◆ Material provided ◆
-- Opening Marker --

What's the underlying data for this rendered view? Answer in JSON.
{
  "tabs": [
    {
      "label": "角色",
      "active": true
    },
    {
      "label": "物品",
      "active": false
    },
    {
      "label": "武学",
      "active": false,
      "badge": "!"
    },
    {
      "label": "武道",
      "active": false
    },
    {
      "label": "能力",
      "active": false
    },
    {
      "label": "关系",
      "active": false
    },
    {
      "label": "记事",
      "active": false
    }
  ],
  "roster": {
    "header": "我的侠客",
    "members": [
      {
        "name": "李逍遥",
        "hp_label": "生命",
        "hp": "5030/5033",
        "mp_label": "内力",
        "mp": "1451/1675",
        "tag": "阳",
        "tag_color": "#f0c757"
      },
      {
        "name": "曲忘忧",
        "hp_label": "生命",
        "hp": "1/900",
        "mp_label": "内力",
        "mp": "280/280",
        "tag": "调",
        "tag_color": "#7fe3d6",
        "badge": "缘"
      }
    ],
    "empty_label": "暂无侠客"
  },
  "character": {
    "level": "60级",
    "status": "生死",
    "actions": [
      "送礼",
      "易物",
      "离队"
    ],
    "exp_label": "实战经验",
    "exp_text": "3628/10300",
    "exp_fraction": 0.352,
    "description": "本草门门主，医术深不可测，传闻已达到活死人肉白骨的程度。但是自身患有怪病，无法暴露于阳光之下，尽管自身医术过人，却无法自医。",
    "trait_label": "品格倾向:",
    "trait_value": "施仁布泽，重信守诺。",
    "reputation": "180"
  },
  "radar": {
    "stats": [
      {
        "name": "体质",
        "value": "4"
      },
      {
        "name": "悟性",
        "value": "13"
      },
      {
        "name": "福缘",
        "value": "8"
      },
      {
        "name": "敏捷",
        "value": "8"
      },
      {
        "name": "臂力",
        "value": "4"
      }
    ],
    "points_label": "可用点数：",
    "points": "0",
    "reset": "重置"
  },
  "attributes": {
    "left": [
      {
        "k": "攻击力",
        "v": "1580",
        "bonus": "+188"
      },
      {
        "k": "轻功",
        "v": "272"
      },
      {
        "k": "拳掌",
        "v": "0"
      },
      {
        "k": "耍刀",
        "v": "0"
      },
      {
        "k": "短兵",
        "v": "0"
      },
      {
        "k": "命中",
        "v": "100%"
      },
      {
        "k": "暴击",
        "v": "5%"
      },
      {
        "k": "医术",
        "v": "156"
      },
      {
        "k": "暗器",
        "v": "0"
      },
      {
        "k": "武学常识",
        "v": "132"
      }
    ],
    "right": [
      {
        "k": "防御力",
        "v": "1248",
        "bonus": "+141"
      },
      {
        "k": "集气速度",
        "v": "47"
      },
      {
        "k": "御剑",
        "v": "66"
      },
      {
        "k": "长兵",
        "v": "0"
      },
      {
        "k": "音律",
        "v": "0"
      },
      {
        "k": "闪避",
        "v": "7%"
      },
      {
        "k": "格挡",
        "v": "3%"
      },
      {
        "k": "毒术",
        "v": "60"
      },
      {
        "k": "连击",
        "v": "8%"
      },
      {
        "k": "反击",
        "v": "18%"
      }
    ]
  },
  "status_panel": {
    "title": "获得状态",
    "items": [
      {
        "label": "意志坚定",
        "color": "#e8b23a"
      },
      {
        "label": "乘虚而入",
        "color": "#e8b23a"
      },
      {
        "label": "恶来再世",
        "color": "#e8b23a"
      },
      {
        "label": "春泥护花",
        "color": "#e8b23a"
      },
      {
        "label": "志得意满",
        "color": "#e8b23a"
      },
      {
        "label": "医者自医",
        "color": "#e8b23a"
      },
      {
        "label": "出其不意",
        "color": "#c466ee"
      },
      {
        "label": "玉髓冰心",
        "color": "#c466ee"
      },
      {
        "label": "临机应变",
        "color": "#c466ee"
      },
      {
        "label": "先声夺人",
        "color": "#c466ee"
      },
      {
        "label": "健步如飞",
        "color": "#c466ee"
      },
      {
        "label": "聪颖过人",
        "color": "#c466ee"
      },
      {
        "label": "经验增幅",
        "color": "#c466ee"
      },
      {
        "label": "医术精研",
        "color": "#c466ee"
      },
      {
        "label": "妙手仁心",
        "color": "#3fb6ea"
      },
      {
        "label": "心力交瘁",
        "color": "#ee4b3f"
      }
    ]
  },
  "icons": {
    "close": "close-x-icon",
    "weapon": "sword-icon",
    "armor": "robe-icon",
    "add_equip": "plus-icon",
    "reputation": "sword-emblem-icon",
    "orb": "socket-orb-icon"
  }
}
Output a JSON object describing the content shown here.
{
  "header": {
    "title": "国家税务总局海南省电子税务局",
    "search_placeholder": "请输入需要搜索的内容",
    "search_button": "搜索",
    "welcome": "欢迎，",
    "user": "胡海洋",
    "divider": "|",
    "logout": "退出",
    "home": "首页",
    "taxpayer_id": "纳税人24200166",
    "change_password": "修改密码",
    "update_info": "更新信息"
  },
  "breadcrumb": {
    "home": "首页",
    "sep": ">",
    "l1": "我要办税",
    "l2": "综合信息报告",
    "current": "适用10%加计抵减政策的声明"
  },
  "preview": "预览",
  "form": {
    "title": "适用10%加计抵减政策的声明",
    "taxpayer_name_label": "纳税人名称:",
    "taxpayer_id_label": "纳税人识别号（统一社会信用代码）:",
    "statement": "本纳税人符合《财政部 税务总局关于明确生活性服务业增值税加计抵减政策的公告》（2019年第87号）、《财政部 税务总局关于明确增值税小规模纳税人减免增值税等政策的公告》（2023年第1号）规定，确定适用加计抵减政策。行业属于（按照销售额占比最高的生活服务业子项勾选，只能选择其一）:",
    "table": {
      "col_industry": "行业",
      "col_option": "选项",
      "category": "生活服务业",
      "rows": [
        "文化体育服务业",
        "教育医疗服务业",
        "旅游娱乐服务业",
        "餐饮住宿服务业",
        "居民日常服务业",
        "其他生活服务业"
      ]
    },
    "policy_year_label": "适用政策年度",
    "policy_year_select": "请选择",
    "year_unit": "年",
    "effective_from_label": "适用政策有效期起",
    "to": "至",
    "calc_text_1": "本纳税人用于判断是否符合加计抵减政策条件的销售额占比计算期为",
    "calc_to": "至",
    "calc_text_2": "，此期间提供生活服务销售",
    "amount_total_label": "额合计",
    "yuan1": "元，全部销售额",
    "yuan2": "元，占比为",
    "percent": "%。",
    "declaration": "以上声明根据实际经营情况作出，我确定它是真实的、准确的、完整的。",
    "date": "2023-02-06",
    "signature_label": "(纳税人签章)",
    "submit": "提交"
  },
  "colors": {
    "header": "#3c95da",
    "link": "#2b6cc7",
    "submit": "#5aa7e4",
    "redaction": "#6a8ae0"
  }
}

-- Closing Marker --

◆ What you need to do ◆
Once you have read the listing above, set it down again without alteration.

◆ Written answer ◆
What's the underlying data for this rendered view? Answer in JSON.
{
  "tabs": [
    {
      "label": "角色",
      "active": true
    },
    {
      "label": "物品",
      "active": false
    },
    {
      "label": "武学",
      "active": false,
      "badge": "!"
    },
    {
      "label": "武道",
      "active": false
    },
    {
      "label": "能力",
      "active": false
    },
    {
      "label": "关系",
      "active": false
    },
    {
      "label": "记事",
      "active": false
    }
  ],
  "roster": {
    "header": "我的侠客",
    "members": [
      {
        "name": "李逍遥",
        "hp_label": "生命",
        "hp": "5030/5033",
        "mp_label": "内力",
        "mp": "1451/1675",
        "tag": "阳",
        "tag_color": "#f0c757"
      },
      {
        "name": "曲忘忧",
        "hp_label": "生命",
        "hp": "1/900",
        "mp_label": "内力",
        "mp": "280/280",
        "tag": "调",
        "tag_color": "#7fe3d6",
        "badge": "缘"
      }
    ],
    "empty_label": "暂无侠客"
  },
  "character": {
    "level": "60级",
    "status": "生死",
    "actions": [
      "送礼",
      "易物",
      "离队"
    ],
    "exp_label": "实战经验",
    "exp_text": "3628/10300",
    "exp_fraction": 0.352,
    "description": "本草门门主，医术深不可测，传闻已达到活死人肉白骨的程度。但是自身患有怪病，无法暴露于阳光之下，尽管自身医术过人，却无法自医。",
    "trait_label": "品格倾向:",
    "trait_value": "施仁布泽，重信守诺。",
    "reputation": "180"
  },
  "radar": {
    "stats": [
      {
        "name": "体质",
        "value": "4"
      },
      {
        "name": "悟性",
        "value": "13"
      },
      {
        "name": "福缘",
        "value": "8"
      },
      {
        "name": "敏捷",
        "value": "8"
      },
      {
        "name": "臂力",
        "value": "4"
      }
    ],
    "points_label": "可用点数：",
    "points": "0",
    "reset": "重置"
  },
  "attributes": {
    "left": [
      {
        "k": "攻击力",
        "v": "1580",
        "bonus": "+188"
      },
      {
        "k": "轻功",
        "v": "272"
      },
      {
        "k": "拳掌",
        "v": "0"
      },
      {
        "k": "耍刀",
        "v": "0"
      },
      {
        "k": "短兵",
        "v": "0"
      },
      {
        "k": "命中",
        "v": "100%"
      },
      {
        "k": "暴击",
        "v": "5%"
      },
      {
        "k": "医术",
        "v": "156"
      },
      {
        "k": "暗器",
        "v": "0"
      },
      {
        "k": "武学常识",
        "v": "132"
      }
    ],
    "right": [
      {
        "k": "防御力",
        "v": "1248",
        "bonus": "+141"
      },
      {
        "k": "集气速度",
        "v": "47"
      },
      {
        "k": "御剑",
        "v": "66"
      },
      {
        "k": "长兵",
        "v": "0"
      },
      {
        "k": "音律",
        "v": "0"
      },
      {
        "k": "闪避",
        "v": "7%"
      },
      {
        "k": "格挡",
        "v": "3%"
      },
      {
        "k": "毒术",
        "v": "60"
      },
      {
        "k": "连击",
        "v": "8%"
      },
      {
        "k": "反击",
        "v": "18%"
      }
    ]
  },
  "status_panel": {
    "title": "获得状态",
    "items": [
      {
        "label": "意志坚定",
        "color": "#e8b23a"
      },
      {
        "label": "乘虚而入",
        "color": "#e8b23a"
      },
      {
        "label": "恶来再世",
        "color": "#e8b23a"
      },
      {
        "label": "春泥护花",
        "color": "#e8b23a"
      },
      {
        "label": "志得意满",
        "color": "#e8b23a"
      },
      {
        "label": "医者自医",
        "color": "#e8b23a"
      },
      {
        "label": "出其不意",
        "color": "#c466ee"
      },
      {
        "label": "玉髓冰心",
        "color": "#c466ee"
      },
      {
        "label": "临机应变",
        "color": "#c466ee"
      },
      {
        "label": "先声夺人",
        "color": "#c466ee"
      },
      {
        "label": "健步如飞",
        "color": "#c466ee"
      },
      {
        "label": "聪颖过人",
        "color": "#c466ee"
      },
      {
        "label": "经验增幅",
        "color": "#c466ee"
      },
      {
        "label": "医术精研",
        "color": "#c466ee"
      },
      {
        "label": "妙手仁心",
        "color": "#3fb6ea"
      },
      {
        "label": "心力交瘁",
        "color": "#ee4b3f"
      }
    ]
  },
  "icons": {
    "close": "close-x-icon",
    "weapon": "sword-icon",
    "armor": "robe-icon",
    "add_equip": "plus-icon",
    "reputation": "sword-emblem-icon",
    "orb": "socket-orb-icon"
  }
}
Output a JSON object describing the content shown here.
{
  "header": {
    "title": "国家税务总局海南省电子税务局",
    "search_placeholder": "请输入需要搜索的内容",
    "search_button": "搜索",
    "welcome": "欢迎，",
    "user": "胡海洋",
    "divider": "|",
    "logout": "退出",
    "home": "首页",
    "taxpayer_id": "纳税人24200166",
    "change_password": "修改密码",
    "update_info": "更新信息"
  },
  "breadcrumb": {
    "home": "首页",
    "sep": ">",
    "l1": "我要办税",
    "l2": "综合信息报告",
    "current": "适用10%加计抵减政策的声明"
  },
  "preview": "预览",
  "form": {
    "title": "适用10%加计抵减政策的声明",
    "taxpayer_name_label": "纳税人名称:",
    "taxpayer_id_label": "纳税人识别号（统一社会信用代码）:",
    "statement": "本纳税人符合《财政部 税务总局关于明确生活性服务业增值税加计抵减政策的公告》（2019年第87号）、《财政部 税务总局关于明确增值税小规模纳税人减免增值税等政策的公告》（2023年第1号）规定，确定适用加计抵减政策。行业属于（按照销售额占比最高的生活服务业子项勾选，只能选择其一）:",
    "table": {
      "col_industry": "行业",
      "col_option": "选项",
      "category": "生活服务业",
      "rows": [
        "文化体育服务业",
        "教育医疗服务业",
        "旅游娱乐服务业",
        "餐饮住宿服务业",
        "居民日常服务业",
        "其他生活服务业"
      ]
    },
    "policy_year_label": "适用政策年度",
    "policy_year_select": "请选择",
    "year_unit": "年",
    "effective_from_label": "适用政策有效期起",
    "to": "至",
    "calc_text_1": "本纳税人用于判断是否符合加计抵减政策条件的销售额占比计算期为",
    "calc_to": "至",
    "calc_text_2": "，此期间提供生活服务销售",
    "amount_total_label": "额合计",
    "yuan1": "元，全部销售额",
    "yuan2": "元，占比为",
    "percent": "%。",
    "declaration": "以上声明根据实际经营情况作出，我确定它是真实的、准确的、完整的。",
    "date": "2023-02-06",
    "signature_label": "(纳税人签章)",
    "submit": "提交"
  },
  "colors": {
    "header": "#3c95da",
    "link": "#2b6cc7",
    "submit": "#5aa7e4",
    "redaction": "#6a8ae0"
  }
}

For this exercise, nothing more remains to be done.